I am one of 5 people in the group of 7 that took and passed the course in November 2016 so the information that follows is up to date and a fair reflection of what to expect when going through the process of converting over your qualifications from any other national system to the Swiss Snowsports system.
For those of you non ski instructors reading this blog, this may get a little nerdy.
The first part of the process is to fill in the form demanding an assessment of your qualifications. This form can be found HERE and it’s in French , German or Italian. If you can’t speak a second language and you cheated your way through the second language module in your home instructor system, you might struggle and I have no sympathy for you.
The Swiss Snowsports system has levels as follows (the kids instructor is optional);
Kids instructor > Aspirant > Instructor > Brevet Federale
In terms of the qualifications that these equate to, I can only relate you to the British system. BASI 1 and 2 are worth nothing to the Swiss, the level isn’t good enough. If you have the British level 3, that equates to the ISIA stamp which is what the Swiss get when they get the Instructor qualification. If you apply with less than ISIA stamp, you will probably be asked to do the aspirant exam.

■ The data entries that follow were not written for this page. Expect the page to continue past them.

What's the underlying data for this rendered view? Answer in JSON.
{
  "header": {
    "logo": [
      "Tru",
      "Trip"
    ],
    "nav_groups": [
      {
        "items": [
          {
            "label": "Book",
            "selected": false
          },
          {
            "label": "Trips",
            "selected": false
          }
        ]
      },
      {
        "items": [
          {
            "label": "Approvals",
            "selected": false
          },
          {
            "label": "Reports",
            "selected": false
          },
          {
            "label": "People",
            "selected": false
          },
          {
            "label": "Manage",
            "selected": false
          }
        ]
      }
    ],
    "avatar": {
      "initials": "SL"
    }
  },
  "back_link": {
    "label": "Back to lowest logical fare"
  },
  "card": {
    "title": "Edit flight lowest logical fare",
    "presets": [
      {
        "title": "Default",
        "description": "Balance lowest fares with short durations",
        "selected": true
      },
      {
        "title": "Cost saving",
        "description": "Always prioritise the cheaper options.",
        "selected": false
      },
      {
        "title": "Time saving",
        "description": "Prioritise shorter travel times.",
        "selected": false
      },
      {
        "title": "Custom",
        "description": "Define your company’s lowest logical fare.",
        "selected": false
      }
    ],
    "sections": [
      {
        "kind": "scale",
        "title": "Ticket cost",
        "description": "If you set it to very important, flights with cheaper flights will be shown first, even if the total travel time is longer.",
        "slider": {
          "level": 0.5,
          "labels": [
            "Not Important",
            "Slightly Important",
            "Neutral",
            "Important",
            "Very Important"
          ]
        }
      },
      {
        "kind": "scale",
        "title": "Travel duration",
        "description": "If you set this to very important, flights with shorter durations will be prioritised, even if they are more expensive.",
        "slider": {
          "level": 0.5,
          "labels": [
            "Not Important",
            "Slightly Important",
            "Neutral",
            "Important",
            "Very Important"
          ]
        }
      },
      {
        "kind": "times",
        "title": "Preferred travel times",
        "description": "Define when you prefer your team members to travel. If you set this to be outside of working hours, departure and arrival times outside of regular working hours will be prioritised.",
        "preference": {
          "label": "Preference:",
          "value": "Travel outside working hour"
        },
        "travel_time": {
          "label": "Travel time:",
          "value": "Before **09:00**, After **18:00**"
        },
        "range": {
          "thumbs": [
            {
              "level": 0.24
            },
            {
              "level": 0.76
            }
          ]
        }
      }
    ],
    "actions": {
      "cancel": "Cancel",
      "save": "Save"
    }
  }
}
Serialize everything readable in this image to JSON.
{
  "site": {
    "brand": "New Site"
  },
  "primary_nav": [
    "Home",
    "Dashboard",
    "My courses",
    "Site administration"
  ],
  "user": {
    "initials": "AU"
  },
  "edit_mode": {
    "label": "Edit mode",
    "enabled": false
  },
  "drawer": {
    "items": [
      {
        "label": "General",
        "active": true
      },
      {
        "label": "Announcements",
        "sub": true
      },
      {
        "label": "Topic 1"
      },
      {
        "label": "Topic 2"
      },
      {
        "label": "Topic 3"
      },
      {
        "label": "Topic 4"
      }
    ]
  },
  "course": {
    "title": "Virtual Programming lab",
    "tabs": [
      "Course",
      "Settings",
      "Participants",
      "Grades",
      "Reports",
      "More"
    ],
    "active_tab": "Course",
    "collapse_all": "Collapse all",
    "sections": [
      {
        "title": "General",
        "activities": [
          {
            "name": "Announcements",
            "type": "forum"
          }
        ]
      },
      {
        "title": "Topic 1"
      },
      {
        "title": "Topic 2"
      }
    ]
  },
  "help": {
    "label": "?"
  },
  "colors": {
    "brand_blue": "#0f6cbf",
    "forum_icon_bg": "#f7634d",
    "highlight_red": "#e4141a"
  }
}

The Swiss give the ISIA Card with the Brevet Federale, the British give it on completion of the Level 4 because of their ties to the Eurotest countries.
Once you have submitted your request, Swiss Snowsports will give you their decision and ask you to pay 270frs to see it. If you are happy to pay, they will send you a dossier with where they consider that you stand in their system and what to do next. Most people who are applying are ISIA qualified as a minimum and will be asked if they wish to book onto the International Equivalence course.
Depending on the qualification that you hold, you may have to attend a tourism and law course and maybe 1 day of the off-piste mountain safety course. Both of these will be in French, German or Italian. Normally these and the practical tests will be sufficient for the Swiss to issue you with the Instructor qualification. Sometimes this is called the ‘Patente’ but this is a Valais thing only and has a different issuing authority.
If you wish to continue with the system and get your Brevet Federale which allows you to teach off-piste and gives you the right of establishment of your own ski school then you have to go to Bern and sit a written test in French, German or Italian as well as defending a dissertation in front of a panel of experts, that you wrote and submitted previously.
In part 2 next week, I will outline the skiing tests, passing grades and skiing level needed in the International Equivalence course.